purchasers whose relationship with the Apple brand has been strained:
Ms Zhou took a deep breath before summing up her frustrations: She has not been able to use MSN,
because she couldn’t easily download the application (this has to be bought from Apple’s application store in
the US she told me); she has not been able to use QQ, China’s most popular instant messaging platform, because there
isn’t an application available; she has grown tired of having to use her computer to transfer music from her iTunes
library; she can’t transfer her contacts’ details from her old Nokia; and she can’t even use the ringtones
she wants to. In summary: the phone has worked fine; but the glow of being seen to be a fashion leader was soon blanketed by a mist
Now, I am sure there are a few techies who will read this while shaking their heads and shouting
out the names of the various software solutions that would solve Ms Zhou’s problems. But the point is that the vast majority of
people who are using the iPhone in China really have no interest in spending hours on researching and implementing “ways
around” the various Apple-installed roadblocks that presently exist. For the vast majority, therefore, it’s all
a “too much trouble”, so they either resign themselves to the inconvenience or do what Ms Zhou did – she
put the iPhone in the draw and went out to buy a Nokia.
still uses the iPhone occasionally though. “It’s got a great camera,” she says, “I sometimes use it to take photos.”
Another disillusioned iPhone user, Ms Yang, puts it like this:

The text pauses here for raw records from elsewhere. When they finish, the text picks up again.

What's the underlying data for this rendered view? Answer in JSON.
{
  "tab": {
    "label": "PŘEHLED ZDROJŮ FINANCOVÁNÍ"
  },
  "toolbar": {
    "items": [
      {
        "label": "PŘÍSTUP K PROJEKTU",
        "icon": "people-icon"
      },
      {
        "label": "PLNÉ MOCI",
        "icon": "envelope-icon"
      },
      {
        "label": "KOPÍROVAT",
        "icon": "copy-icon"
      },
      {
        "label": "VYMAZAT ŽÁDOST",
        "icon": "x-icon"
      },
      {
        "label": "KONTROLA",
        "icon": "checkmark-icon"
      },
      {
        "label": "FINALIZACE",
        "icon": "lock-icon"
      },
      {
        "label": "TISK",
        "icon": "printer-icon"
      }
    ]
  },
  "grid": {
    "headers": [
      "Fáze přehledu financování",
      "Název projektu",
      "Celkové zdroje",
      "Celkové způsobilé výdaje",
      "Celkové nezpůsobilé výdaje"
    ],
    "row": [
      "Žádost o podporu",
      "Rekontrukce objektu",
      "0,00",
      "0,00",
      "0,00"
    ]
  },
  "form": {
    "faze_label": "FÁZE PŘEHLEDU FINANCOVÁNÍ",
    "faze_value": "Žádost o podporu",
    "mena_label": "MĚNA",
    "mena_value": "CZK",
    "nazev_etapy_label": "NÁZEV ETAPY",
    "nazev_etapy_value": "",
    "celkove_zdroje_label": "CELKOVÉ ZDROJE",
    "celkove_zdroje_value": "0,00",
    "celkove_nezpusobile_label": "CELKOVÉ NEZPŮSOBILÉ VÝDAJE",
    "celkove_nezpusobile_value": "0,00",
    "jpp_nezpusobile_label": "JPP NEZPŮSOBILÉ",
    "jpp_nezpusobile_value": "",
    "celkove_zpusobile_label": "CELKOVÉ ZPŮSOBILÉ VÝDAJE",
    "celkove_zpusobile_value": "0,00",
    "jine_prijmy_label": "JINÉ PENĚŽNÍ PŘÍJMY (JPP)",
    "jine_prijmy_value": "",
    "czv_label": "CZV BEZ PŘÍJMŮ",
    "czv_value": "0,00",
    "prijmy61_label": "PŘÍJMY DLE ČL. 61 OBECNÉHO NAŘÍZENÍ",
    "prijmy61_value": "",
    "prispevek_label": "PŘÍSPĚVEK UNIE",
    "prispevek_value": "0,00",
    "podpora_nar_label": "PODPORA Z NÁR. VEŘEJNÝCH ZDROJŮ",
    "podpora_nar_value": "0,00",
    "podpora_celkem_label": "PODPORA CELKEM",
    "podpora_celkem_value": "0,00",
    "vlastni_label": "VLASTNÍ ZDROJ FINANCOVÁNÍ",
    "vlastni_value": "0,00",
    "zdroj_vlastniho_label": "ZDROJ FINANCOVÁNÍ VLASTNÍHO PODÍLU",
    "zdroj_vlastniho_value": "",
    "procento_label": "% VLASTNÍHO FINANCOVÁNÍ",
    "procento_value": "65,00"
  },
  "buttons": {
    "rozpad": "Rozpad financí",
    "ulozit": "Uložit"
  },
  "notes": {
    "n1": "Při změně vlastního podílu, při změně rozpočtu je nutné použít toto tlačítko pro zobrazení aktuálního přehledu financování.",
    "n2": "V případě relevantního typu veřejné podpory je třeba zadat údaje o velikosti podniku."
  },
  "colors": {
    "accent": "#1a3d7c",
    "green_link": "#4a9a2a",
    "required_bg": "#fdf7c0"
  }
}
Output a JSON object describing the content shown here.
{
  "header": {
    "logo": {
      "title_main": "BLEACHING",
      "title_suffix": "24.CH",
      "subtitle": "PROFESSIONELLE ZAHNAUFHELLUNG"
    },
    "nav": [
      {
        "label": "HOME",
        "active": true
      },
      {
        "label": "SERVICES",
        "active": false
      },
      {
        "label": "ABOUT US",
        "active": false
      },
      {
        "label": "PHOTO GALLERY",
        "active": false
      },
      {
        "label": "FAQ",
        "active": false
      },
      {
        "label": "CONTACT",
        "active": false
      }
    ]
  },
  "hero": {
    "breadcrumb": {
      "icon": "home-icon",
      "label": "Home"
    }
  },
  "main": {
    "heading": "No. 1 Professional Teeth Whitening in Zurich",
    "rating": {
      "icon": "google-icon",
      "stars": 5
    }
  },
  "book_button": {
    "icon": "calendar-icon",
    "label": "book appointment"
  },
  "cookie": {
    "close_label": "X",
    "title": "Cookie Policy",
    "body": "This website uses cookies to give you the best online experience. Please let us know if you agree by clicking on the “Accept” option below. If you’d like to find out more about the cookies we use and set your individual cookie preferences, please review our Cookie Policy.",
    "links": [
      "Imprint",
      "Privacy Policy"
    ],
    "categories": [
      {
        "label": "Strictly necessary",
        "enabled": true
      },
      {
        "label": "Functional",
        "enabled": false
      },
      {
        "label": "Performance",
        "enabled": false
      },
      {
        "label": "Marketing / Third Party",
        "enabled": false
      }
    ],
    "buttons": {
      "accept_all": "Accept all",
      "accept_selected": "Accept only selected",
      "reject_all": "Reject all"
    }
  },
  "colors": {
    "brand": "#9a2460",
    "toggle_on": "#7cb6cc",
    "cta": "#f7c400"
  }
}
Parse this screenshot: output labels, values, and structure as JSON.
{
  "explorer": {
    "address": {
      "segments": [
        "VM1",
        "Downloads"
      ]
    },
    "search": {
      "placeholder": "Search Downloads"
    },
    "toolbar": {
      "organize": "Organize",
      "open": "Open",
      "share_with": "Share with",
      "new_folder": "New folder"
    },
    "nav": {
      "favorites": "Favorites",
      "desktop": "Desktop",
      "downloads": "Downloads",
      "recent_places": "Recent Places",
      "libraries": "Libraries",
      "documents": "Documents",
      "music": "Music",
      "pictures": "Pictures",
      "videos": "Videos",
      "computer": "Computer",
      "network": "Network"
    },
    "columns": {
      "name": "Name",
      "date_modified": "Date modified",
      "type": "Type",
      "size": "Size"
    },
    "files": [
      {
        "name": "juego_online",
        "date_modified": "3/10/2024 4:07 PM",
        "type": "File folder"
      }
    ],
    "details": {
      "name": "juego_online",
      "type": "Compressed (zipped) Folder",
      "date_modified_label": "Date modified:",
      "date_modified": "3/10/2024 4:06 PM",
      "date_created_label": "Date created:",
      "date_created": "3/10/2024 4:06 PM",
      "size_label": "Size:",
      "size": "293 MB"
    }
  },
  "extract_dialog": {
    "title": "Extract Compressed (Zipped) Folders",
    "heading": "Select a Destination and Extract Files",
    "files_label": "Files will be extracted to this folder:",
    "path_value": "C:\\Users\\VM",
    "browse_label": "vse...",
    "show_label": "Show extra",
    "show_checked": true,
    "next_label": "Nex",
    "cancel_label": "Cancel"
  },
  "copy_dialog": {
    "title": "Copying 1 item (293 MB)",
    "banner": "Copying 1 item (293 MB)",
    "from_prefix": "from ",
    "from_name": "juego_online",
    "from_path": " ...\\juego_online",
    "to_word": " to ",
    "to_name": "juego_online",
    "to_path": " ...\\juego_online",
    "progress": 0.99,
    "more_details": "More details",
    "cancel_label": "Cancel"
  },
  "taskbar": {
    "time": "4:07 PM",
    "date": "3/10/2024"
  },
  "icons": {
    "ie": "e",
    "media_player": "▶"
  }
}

“Everything is free in China, except if you use an iPhone; then you even have to pay for ring tones.”